Top of Provided data
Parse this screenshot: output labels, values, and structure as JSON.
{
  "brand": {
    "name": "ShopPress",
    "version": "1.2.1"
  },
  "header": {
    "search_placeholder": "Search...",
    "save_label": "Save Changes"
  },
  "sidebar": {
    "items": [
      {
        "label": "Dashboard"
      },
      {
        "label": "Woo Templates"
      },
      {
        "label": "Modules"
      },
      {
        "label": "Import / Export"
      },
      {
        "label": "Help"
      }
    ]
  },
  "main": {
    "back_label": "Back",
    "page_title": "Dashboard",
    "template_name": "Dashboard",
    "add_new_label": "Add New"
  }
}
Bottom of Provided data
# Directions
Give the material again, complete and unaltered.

# Worked solution
Parse this screenshot: output labels, values, and structure as JSON.
{
  "brand": {
    "name": "ShopPress",
    "version": "1.2.1"
  },
  "header": {
    "search_placeholder": "Search...",
    "save_label": "Save Changes"
  },
  "sidebar": {
    "items": [
      {
        "label": "Dashboard"
      },
      {
        "label": "Woo Templates"
      },
      {
        "label": "Modules"
      },
      {
        "label": "Import / Export"
      },
      {
        "label": "Help"
      }
    ]
  },
  "main": {
    "back_label": "Back",
    "page_title": "Dashboard",
    "template_name": "Dashboard",
    "add_new_label": "Add New"
  }
}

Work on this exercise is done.